** Material shown **
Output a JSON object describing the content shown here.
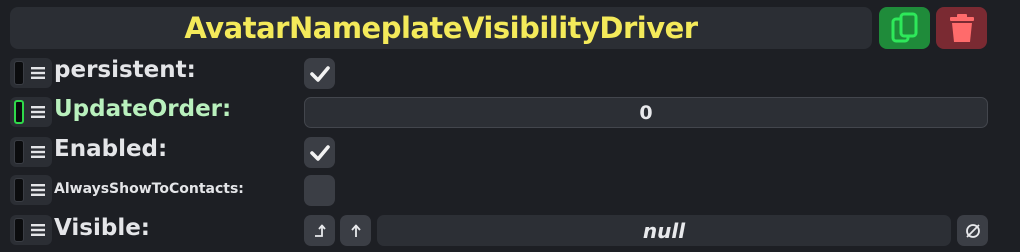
{
  "component": {
    "title": "AvatarNameplateVisibilityDriver",
    "duplicate_icon": "duplicate-icon",
    "delete_icon": "trash-icon",
    "colors": {
      "title": "#f4ea5a",
      "duplicate_button": "#1f8b3a",
      "delete_button": "#7a2a32",
      "linked_slot": "#2fd94a"
    }
  },
  "fields": {
    "persistent": {
      "label": "persistent:",
      "checked": true
    },
    "update_order": {
      "label": "UpdateOrder:",
      "value": "0"
    },
    "enabled": {
      "label": "Enabled:",
      "checked": true
    },
    "always_show_to_contacts": {
      "label": "AlwaysShowToContacts:",
      "checked": false
    },
    "visible": {
      "label": "Visible:",
      "value": "null"
    }
  }
}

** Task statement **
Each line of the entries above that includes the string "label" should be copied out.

** Task result **
      "label": "persistent:",
      "label": "UpdateOrder:",
      "label": "Enabled:",
      "label": "AlwaysShowToContacts:",
      "label": "Visible:",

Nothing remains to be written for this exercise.